Go through the entries below and pick out every line with "Добавить".

Data records:
☆ ☆ ☆ ☆
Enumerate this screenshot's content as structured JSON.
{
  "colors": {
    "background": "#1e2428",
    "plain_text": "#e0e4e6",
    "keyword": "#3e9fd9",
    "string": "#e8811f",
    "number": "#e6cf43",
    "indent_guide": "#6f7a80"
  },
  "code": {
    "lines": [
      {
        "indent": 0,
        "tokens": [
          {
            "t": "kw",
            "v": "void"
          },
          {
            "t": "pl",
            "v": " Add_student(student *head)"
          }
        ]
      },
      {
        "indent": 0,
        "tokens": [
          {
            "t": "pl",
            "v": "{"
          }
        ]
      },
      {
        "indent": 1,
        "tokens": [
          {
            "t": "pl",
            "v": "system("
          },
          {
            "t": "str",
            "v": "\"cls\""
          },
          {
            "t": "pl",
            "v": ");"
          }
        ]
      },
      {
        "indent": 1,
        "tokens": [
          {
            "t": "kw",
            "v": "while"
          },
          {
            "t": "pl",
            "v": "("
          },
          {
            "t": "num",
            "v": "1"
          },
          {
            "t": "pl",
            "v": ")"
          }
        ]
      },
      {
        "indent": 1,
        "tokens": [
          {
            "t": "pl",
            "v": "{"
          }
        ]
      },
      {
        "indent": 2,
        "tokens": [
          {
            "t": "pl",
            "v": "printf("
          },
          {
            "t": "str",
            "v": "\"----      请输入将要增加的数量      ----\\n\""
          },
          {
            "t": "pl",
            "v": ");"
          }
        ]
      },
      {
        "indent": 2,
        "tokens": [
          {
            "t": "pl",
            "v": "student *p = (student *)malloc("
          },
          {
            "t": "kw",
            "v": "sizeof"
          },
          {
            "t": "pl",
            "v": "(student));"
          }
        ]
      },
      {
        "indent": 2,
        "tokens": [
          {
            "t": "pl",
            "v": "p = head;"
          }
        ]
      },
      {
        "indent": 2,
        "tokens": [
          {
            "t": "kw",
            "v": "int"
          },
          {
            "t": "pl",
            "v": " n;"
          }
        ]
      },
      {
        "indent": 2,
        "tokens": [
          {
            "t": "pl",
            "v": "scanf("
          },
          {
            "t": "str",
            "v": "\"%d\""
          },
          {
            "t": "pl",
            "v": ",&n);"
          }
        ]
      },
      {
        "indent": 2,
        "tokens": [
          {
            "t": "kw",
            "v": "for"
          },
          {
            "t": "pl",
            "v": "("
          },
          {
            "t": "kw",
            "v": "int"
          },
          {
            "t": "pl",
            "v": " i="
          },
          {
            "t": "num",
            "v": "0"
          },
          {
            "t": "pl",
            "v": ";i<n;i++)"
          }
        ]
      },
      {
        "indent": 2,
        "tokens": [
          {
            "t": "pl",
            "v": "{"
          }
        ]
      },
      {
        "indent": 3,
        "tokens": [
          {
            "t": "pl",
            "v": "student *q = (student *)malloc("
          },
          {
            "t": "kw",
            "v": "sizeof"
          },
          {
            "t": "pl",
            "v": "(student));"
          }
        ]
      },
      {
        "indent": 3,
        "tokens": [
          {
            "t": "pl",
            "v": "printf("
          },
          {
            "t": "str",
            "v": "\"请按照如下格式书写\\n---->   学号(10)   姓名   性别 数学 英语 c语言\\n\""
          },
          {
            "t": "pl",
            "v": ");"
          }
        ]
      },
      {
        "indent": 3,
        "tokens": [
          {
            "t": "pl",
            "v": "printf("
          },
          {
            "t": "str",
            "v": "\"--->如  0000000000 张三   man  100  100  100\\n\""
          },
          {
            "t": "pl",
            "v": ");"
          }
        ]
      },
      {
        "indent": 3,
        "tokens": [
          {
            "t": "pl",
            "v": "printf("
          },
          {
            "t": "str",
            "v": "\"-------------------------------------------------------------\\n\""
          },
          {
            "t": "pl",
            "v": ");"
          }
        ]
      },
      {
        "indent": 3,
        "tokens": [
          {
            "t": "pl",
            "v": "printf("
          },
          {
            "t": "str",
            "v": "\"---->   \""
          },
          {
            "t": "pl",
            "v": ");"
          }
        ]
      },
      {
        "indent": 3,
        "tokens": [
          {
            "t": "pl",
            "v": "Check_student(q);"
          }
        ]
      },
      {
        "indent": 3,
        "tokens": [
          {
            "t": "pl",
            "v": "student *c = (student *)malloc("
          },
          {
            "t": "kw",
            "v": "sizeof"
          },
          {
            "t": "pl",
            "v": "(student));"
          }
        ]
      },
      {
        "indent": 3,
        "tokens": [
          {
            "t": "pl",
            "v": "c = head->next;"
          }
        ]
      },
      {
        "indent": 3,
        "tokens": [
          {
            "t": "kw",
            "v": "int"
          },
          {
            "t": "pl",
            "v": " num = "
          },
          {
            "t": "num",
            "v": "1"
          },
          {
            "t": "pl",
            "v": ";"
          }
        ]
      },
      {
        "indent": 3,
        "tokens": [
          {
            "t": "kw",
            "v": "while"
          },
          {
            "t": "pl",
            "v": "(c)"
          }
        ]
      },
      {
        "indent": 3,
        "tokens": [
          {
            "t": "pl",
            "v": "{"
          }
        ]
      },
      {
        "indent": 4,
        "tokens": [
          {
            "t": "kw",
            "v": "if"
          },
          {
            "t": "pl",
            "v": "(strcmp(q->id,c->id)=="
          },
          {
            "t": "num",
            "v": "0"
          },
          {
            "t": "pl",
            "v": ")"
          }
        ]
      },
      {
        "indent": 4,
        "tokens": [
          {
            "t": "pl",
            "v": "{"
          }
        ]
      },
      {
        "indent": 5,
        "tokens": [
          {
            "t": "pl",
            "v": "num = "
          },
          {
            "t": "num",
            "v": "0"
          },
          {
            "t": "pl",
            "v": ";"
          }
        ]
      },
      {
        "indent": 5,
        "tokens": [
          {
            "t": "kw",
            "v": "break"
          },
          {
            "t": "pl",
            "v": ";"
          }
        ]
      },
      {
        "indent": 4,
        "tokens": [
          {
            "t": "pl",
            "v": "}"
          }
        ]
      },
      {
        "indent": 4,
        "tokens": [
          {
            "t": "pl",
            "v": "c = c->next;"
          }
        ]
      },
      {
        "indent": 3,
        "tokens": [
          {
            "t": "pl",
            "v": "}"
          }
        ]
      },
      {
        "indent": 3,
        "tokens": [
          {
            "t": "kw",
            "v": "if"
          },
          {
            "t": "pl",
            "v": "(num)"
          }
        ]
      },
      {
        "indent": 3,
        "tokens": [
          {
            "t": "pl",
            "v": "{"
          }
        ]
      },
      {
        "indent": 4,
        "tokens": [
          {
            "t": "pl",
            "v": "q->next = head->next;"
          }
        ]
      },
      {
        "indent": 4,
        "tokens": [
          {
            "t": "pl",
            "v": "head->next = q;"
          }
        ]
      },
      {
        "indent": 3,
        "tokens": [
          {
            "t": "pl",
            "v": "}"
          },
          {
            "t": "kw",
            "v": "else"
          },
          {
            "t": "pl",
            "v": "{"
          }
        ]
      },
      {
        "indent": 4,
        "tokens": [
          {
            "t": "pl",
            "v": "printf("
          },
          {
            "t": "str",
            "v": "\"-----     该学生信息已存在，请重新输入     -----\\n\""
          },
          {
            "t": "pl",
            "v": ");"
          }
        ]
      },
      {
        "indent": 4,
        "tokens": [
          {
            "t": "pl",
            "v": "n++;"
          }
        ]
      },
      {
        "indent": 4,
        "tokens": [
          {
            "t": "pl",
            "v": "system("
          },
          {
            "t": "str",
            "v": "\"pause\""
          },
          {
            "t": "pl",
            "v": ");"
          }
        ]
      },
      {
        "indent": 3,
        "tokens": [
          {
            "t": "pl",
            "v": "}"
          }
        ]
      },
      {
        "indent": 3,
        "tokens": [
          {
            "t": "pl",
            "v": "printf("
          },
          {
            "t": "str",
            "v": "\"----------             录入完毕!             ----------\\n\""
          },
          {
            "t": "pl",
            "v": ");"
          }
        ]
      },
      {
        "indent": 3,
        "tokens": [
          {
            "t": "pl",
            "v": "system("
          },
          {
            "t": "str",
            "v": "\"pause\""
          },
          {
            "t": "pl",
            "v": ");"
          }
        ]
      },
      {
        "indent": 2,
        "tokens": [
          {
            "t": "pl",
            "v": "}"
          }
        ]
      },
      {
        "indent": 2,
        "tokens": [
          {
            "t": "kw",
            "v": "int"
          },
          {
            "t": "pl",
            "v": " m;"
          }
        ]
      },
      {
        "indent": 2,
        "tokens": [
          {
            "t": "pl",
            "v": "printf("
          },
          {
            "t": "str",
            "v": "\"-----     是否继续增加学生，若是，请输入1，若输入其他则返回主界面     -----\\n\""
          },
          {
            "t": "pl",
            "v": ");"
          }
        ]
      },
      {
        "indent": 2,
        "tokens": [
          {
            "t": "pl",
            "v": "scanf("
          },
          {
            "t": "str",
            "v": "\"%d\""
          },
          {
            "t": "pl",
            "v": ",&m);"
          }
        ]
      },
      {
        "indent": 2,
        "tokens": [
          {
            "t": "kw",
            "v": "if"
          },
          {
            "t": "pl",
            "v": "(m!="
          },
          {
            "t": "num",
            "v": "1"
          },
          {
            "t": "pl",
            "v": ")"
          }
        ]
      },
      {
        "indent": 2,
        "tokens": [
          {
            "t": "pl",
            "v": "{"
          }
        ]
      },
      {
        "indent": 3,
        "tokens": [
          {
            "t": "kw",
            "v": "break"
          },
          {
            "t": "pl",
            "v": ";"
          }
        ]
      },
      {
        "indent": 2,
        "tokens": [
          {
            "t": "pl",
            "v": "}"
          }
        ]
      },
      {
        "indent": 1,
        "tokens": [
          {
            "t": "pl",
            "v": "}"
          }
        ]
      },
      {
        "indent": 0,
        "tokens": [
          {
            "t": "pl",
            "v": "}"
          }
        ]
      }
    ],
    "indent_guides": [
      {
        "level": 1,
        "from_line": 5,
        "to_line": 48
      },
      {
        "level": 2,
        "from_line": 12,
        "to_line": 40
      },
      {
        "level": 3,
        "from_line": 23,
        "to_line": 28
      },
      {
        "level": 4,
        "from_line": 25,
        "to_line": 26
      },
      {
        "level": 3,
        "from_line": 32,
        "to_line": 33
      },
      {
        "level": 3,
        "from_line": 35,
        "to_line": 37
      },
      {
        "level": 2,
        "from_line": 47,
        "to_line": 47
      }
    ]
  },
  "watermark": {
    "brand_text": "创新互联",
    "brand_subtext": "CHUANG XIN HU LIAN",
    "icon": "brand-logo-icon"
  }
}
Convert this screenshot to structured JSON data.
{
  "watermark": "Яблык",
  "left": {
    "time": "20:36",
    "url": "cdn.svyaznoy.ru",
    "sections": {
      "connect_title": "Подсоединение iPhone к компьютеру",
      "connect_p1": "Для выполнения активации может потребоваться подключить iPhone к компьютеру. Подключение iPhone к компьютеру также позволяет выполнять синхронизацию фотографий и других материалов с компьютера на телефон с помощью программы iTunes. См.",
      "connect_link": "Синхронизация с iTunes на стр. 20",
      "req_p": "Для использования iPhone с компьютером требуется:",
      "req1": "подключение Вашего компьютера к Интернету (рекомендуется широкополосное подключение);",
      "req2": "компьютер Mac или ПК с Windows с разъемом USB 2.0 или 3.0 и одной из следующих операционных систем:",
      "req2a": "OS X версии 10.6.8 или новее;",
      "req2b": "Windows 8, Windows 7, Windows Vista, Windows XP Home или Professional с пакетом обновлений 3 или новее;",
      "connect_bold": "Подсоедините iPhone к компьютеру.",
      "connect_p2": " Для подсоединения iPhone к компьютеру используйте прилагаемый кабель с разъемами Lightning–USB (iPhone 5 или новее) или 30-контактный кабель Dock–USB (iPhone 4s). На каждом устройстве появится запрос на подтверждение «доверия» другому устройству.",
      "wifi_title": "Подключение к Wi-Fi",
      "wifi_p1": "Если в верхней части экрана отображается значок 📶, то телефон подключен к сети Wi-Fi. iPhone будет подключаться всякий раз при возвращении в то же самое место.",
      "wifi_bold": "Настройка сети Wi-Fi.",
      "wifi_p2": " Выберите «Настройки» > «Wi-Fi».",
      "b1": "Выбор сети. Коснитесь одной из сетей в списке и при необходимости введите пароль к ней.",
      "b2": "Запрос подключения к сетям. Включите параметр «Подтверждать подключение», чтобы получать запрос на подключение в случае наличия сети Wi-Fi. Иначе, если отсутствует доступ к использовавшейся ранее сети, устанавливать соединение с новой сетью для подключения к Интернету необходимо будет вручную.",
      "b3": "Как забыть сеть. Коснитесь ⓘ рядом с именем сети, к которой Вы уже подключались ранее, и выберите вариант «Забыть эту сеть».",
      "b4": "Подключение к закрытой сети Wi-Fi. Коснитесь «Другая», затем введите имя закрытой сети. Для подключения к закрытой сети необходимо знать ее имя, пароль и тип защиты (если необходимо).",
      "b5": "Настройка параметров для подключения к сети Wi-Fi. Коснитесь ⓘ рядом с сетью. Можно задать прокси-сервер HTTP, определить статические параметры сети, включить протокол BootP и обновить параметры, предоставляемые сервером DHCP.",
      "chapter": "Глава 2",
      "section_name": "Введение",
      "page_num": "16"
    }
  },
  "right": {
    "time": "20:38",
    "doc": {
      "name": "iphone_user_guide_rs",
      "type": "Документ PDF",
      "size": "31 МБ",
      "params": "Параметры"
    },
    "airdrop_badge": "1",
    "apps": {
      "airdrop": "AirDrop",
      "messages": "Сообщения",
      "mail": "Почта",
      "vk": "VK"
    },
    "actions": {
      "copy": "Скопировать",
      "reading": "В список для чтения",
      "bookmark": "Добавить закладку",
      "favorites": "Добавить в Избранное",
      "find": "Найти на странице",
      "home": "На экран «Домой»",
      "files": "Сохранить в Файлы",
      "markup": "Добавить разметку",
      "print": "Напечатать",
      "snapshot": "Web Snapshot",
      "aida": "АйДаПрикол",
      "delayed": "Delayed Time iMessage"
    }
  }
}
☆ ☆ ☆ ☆
**RESPONSE TO THE TASK:**
      "bookmark": "Добавить закладку",
      "favorites": "Добавить в Избранное",
      "markup": "Добавить разметку",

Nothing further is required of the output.